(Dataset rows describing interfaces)
+--

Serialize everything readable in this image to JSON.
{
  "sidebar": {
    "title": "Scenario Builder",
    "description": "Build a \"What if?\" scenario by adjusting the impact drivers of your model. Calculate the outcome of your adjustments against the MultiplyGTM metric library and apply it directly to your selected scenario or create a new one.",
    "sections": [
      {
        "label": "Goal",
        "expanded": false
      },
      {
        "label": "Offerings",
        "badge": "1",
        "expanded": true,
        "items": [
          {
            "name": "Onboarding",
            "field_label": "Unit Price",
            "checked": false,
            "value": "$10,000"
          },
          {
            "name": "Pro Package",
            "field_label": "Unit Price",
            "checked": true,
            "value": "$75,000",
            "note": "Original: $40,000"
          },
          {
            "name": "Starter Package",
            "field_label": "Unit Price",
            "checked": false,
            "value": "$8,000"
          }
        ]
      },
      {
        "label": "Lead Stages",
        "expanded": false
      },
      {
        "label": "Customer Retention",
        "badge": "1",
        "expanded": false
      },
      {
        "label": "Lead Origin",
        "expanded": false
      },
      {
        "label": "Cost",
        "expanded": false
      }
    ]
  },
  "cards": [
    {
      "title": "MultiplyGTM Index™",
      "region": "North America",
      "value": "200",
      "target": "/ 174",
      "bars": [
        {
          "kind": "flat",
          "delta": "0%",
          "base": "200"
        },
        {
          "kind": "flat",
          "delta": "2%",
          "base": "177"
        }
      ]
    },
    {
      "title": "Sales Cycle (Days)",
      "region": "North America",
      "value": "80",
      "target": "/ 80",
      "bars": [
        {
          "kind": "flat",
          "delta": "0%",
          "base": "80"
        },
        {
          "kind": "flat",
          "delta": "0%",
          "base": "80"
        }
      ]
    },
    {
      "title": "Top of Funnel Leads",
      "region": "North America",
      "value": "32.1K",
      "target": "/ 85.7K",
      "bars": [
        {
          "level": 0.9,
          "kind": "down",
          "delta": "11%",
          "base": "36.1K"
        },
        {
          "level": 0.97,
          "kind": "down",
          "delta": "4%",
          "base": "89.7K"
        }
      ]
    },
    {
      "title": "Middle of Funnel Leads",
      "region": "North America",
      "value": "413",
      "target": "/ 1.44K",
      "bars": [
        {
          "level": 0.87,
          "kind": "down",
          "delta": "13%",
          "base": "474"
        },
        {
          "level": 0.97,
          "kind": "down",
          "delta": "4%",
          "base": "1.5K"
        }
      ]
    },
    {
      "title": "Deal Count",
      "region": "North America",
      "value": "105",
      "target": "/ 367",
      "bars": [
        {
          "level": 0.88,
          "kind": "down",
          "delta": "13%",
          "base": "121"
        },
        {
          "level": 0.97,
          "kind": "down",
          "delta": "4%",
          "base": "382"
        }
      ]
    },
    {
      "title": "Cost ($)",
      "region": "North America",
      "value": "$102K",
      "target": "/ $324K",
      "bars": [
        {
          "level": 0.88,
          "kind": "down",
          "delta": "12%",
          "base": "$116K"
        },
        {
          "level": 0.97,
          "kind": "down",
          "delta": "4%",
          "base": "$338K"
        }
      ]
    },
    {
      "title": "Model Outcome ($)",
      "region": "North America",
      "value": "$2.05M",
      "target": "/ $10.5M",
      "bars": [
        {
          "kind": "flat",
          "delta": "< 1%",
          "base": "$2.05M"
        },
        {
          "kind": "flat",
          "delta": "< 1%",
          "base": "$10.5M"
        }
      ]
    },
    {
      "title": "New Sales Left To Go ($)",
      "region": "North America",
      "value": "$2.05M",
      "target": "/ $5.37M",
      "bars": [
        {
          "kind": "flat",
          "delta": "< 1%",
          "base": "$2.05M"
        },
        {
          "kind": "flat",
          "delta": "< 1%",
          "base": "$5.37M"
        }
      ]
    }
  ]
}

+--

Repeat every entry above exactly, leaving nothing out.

**Solution to this problem**
Serialize everything readable in this image to JSON.
{
  "sidebar": {
    "title": "Scenario Builder",
    "description": "Build a \"What if?\" scenario by adjusting the impact drivers of your model. Calculate the outcome of your adjustments against the MultiplyGTM metric library and apply it directly to your selected scenario or create a new one.",
    "sections": [
      {
        "label": "Goal",
        "expanded": false
      },
      {
        "label": "Offerings",
        "badge": "1",
        "expanded": true,
        "items": [
          {
            "name": "Onboarding",
            "field_label": "Unit Price",
            "checked": false,
            "value": "$10,000"
          },
          {
            "name": "Pro Package",
            "field_label": "Unit Price",
            "checked": true,
            "value": "$75,000",
            "note": "Original: $40,000"
          },
          {
            "name": "Starter Package",
            "field_label": "Unit Price",
            "checked": false,
            "value": "$8,000"
          }
        ]
      },
      {
        "label": "Lead Stages",
        "expanded": false
      },
      {
        "label": "Customer Retention",
        "badge": "1",
        "expanded": false
      },
      {
        "label": "Lead Origin",
        "expanded": false
      },
      {
        "label": "Cost",
        "expanded": false
      }
    ]
  },
  "cards": [
    {
      "title": "MultiplyGTM Index™",
      "region": "North America",
      "value": "200",
      "target": "/ 174",
      "bars": [
        {
          "kind": "flat",
          "delta": "0%",
          "base": "200"
        },
        {
          "kind": "flat",
          "delta": "2%",
          "base": "177"
        }
      ]
    },
    {
      "title": "Sales Cycle (Days)",
      "region": "North America",
      "value": "80",
      "target": "/ 80",
      "bars": [
        {
          "kind": "flat",
          "delta": "0%",
          "base": "80"
        },
        {
          "kind": "flat",
          "delta": "0%",
          "base": "80"
        }
      ]
    },
    {
      "title": "Top of Funnel Leads",
      "region": "North America",
      "value": "32.1K",
      "target": "/ 85.7K",
      "bars": [
        {
          "level": 0.9,
          "kind": "down",
          "delta": "11%",
          "base": "36.1K"
        },
        {
          "level": 0.97,
          "kind": "down",
          "delta": "4%",
          "base": "89.7K"
        }
      ]
    },
    {
      "title": "Middle of Funnel Leads",
      "region": "North America",
      "value": "413",
      "target": "/ 1.44K",
      "bars": [
        {
          "level": 0.87,
          "kind": "down",
          "delta": "13%",
          "base": "474"
        },
        {
          "level": 0.97,
          "kind": "down",
          "delta": "4%",
          "base": "1.5K"
        }
      ]
    },
    {
      "title": "Deal Count",
      "region": "North America",
      "value": "105",
      "target": "/ 367",
      "bars": [
        {
          "level": 0.88,
          "kind": "down",
          "delta": "13%",
          "base": "121"
        },
        {
          "level": 0.97,
          "kind": "down",
          "delta": "4%",
          "base": "382"
        }
      ]
    },
    {
      "title": "Cost ($)",
      "region": "North America",
      "value": "$102K",
      "target": "/ $324K",
      "bars": [
        {
          "level": 0.88,
          "kind": "down",
          "delta": "12%",
          "base": "$116K"
        },
        {
          "level": 0.97,
          "kind": "down",
          "delta": "4%",
          "base": "$338K"
        }
      ]
    },
    {
      "title": "Model Outcome ($)",
      "region": "North America",
      "value": "$2.05M",
      "target": "/ $10.5M",
      "bars": [
        {
          "kind": "flat",
          "delta": "< 1%",
          "base": "$2.05M"
        },
        {
          "kind": "flat",
          "delta": "< 1%",
          "base": "$10.5M"
        }
      ]
    },
    {
      "title": "New Sales Left To Go ($)",
      "region": "North America",
      "value": "$2.05M",
      "target": "/ $5.37M",
      "bars": [
        {
          "kind": "flat",
          "delta": "< 1%",
          "base": "$2.05M"
        },
        {
          "kind": "flat",
          "delta": "< 1%",
          "base": "$5.37M"
        }
      ]
    }
  ]
}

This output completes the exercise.